(Excerpts from an interface dataset)
/---
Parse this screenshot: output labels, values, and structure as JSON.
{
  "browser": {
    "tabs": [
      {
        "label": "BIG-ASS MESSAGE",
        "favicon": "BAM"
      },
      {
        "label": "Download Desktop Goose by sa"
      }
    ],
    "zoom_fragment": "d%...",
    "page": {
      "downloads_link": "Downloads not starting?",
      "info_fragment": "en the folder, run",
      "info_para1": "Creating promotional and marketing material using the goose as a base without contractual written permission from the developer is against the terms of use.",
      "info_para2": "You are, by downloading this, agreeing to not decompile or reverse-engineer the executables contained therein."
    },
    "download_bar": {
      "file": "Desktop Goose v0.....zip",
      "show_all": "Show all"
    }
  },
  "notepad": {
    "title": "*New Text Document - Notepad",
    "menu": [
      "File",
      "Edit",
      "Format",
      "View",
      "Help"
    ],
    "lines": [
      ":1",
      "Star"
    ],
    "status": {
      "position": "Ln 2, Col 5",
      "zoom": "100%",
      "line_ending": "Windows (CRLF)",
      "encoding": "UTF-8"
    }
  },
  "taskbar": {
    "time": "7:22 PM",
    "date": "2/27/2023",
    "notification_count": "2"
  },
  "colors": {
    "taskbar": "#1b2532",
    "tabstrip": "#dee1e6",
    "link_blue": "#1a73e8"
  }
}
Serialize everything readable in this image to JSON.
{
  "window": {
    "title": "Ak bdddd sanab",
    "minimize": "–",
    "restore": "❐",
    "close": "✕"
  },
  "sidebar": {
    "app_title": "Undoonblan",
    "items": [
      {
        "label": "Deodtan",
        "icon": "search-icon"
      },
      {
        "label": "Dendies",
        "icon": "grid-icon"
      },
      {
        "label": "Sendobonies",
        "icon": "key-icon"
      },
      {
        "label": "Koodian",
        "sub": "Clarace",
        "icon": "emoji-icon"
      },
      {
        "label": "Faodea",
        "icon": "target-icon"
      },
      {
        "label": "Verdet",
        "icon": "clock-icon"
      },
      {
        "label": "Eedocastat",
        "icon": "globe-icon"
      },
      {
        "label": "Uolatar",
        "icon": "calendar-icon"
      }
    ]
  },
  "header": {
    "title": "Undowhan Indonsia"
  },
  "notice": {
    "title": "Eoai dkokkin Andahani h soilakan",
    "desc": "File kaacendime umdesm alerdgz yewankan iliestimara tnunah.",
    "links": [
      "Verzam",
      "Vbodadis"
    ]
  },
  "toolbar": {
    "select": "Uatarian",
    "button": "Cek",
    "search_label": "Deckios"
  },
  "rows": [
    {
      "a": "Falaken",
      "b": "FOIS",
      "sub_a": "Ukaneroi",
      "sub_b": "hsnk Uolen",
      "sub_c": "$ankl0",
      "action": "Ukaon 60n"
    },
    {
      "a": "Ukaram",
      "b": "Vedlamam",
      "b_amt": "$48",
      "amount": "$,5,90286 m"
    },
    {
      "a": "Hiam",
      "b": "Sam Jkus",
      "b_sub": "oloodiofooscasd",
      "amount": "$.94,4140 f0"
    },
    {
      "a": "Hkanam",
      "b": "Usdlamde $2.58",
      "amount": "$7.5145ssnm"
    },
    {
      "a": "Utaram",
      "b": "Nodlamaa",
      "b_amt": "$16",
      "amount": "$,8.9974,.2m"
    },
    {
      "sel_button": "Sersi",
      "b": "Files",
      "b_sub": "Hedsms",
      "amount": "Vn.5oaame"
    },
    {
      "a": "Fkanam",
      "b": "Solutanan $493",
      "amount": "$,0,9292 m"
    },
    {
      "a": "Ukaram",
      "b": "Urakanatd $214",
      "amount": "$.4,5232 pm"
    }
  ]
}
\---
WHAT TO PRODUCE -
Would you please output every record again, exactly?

SOLUTION TO THE EXERCISE -
Parse this screenshot: output labels, values, and structure as JSON.
{
  "browser": {
    "tabs": [
      {
        "label": "BIG-ASS MESSAGE",
        "favicon": "BAM"
      },
      {
        "label": "Download Desktop Goose by sa"
      }
    ],
    "zoom_fragment": "d%...",
    "page": {
      "downloads_link": "Downloads not starting?",
      "info_fragment": "en the folder, run",
      "info_para1": "Creating promotional and marketing material using the goose as a base without contractual written permission from the developer is against the terms of use.",
      "info_para2": "You are, by downloading this, agreeing to not decompile or reverse-engineer the executables contained therein."
    },
    "download_bar": {
      "file": "Desktop Goose v0.....zip",
      "show_all": "Show all"
    }
  },
  "notepad": {
    "title": "*New Text Document - Notepad",
    "menu": [
      "File",
      "Edit",
      "Format",
      "View",
      "Help"
    ],
    "lines": [
      ":1",
      "Star"
    ],
    "status": {
      "position": "Ln 2, Col 5",
      "zoom": "100%",
      "line_ending": "Windows (CRLF)",
      "encoding": "UTF-8"
    }
  },
  "taskbar": {
    "time": "7:22 PM",
    "date": "2/27/2023",
    "notification_count": "2"
  },
  "colors": {
    "taskbar": "#1b2532",
    "tabstrip": "#dee1e6",
    "link_blue": "#1a73e8"
  }
}
Serialize everything readable in this image to JSON.
{
  "window": {
    "title": "Ak bdddd sanab",
    "minimize": "–",
    "restore": "❐",
    "close": "✕"
  },
  "sidebar": {
    "app_title": "Undoonblan",
    "items": [
      {
        "label": "Deodtan",
        "icon": "search-icon"
      },
      {
        "label": "Dendies",
        "icon": "grid-icon"
      },
      {
        "label": "Sendobonies",
        "icon": "key-icon"
      },
      {
        "label": "Koodian",
        "sub": "Clarace",
        "icon": "emoji-icon"
      },
      {
        "label": "Faodea",
        "icon": "target-icon"
      },
      {
        "label": "Verdet",
        "icon": "clock-icon"
      },
      {
        "label": "Eedocastat",
        "icon": "globe-icon"
      },
      {
        "label": "Uolatar",
        "icon": "calendar-icon"
      }
    ]
  },
  "header": {
    "title": "Undowhan Indonsia"
  },
  "notice": {
    "title": "Eoai dkokkin Andahani h soilakan",
    "desc": "File kaacendime umdesm alerdgz yewankan iliestimara tnunah.",
    "links": [
      "Verzam",
      "Vbodadis"
    ]
  },
  "toolbar": {
    "select": "Uatarian",
    "button": "Cek",
    "search_label": "Deckios"
  },
  "rows": [
    {
      "a": "Falaken",
      "b": "FOIS",
      "sub_a": "Ukaneroi",
      "sub_b": "hsnk Uolen",
      "sub_c": "$ankl0",
      "action": "Ukaon 60n"
    },
    {
      "a": "Ukaram",
      "b": "Vedlamam",
      "b_amt": "$48",
      "amount": "$,5,90286 m"
    },
    {
      "a": "Hiam",
      "b": "Sam Jkus",
      "b_sub": "oloodiofooscasd",
      "amount": "$.94,4140 f0"
    },
    {
      "a": "Hkanam",
      "b": "Usdlamde $2.58",
      "amount": "$7.5145ssnm"
    },
    {
      "a": "Utaram",
      "b": "Nodlamaa",
      "b_amt": "$16",
      "amount": "$,8.9974,.2m"
    },
    {
      "sel_button": "Sersi",
      "b": "Files",
      "b_sub": "Hedsms",
      "amount": "Vn.5oaame"
    },
    {
      "a": "Fkanam",
      "b": "Solutanan $493",
      "amount": "$,0,9292 m"
    },
    {
      "a": "Ukaram",
      "b": "Urakanatd $214",
      "amount": "$.4,5232 pm"
    }
  ]
}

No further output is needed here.